Pathogens are another type of pollution that proves very harmful. They can cause many illnesses that range from typhoid and dysentery to minor respiratory and skin diseases. Pathogens include such organisms as bacteria, viruses, and protozoan. These pollutants enter waterways through untreated sewage, storm drains, septic tanks, runoff from farms, and particularly boats that dump sewage. Though microscopic, these pollutants have a tremendous effect evidenced by their ability to cause sickness.
Clearly, the problems associated with water pollution have the capabilities to disrupt life on our planet to a great extent. The government alone cannot solve the entire problem. It is ultimately up to us, to be informed, responsible and involved when it comes to the problems we face with our water. We must become familiar with our local water resources and learn about ways for disposing harmful household wastes so they don’t end up in sewage treatment plants that can’t handle them or landfills not designed to receive hazardous materials. In our yards, we must determine whether additional nutrients are needed before fertilizers are applied, and look for alternatives where fertilizers might run off into surface waters. We have to preserve existing trees and plant new trees and shrubs to help prevent soil erosion and promote infiltration of water into the soil. Around our houses, we must keep litter, pet waste, leaves, and grass clippings out of gutters and storm drains. These are just a few of the many ways in which we, as humans, have the ability to combat water pollution. As we head into the 21st century, awareness and education will most assuredly continue to be the two most important ways to prevent water pollution.
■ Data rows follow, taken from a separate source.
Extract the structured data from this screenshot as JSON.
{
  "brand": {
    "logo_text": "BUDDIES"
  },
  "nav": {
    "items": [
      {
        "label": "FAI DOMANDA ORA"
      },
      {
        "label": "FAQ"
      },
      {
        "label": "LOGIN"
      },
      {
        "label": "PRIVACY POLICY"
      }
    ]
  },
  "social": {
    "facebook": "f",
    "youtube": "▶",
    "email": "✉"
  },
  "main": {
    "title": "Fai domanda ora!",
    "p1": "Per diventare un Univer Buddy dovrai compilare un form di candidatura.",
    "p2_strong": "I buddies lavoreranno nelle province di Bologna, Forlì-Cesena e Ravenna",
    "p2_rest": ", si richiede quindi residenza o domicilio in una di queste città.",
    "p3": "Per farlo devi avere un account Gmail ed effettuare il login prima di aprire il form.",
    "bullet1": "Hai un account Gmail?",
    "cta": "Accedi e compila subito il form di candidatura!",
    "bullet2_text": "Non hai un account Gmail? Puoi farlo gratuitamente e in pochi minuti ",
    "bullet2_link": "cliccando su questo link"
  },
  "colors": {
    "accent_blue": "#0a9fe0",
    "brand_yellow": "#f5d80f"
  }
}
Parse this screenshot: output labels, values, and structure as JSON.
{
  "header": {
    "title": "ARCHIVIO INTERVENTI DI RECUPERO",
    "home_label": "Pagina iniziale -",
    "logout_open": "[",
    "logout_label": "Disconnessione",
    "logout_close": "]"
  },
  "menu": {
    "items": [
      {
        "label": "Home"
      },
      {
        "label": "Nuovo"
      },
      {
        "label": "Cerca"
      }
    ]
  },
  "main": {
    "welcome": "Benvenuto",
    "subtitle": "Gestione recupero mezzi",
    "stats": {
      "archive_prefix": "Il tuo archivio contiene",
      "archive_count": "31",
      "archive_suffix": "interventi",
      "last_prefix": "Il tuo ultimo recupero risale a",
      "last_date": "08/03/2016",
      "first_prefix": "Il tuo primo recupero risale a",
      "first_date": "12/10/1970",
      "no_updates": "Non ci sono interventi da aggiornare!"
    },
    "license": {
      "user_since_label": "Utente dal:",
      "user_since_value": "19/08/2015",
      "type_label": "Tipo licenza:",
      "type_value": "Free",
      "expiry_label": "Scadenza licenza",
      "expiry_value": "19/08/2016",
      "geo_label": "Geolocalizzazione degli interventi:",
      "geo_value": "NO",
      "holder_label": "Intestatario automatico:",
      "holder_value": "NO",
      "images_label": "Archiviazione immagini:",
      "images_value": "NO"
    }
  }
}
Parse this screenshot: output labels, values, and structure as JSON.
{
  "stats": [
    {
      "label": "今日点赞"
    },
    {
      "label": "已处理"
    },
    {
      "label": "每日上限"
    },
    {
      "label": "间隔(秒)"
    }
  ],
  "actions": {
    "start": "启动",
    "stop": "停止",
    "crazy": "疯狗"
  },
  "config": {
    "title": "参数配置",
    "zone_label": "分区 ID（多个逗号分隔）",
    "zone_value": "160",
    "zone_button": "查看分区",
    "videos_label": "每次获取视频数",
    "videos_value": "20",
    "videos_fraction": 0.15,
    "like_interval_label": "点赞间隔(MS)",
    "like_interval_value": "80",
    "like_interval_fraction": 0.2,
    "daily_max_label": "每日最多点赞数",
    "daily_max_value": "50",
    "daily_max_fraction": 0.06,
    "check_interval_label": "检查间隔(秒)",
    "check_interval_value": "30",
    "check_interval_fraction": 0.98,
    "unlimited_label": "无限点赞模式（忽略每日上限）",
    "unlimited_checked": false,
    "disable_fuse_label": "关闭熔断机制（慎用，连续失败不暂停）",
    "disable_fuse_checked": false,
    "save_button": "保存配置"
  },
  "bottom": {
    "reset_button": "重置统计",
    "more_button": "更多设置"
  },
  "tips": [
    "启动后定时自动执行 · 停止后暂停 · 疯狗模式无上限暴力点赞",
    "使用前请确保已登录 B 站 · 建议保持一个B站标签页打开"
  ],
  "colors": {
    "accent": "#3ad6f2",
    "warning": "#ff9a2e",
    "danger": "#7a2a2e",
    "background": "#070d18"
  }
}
If these measures are not taken and water pollution continues, life on earth will suffer severely.
Global environmental collapse is not inevitable. But the developed world must work with the developing world to ensure that new industrialized economies do not add to the world’s environmental problems. Politicians must think of sustainable development rather than economic expansion. Conservation strategies have to become more widely accepted, and people must learn that energy use can be dramatically diminished without sacrificing comfort. In short, with the technology that currently exists, the years of global environmental mistreatment can begin to be reversed.
The author, Arsh Azim, is TechLitEvents’ correspondent from the University of Peshawar, who has tried to bring in limelight, some of the serious hurdles in our way to go green.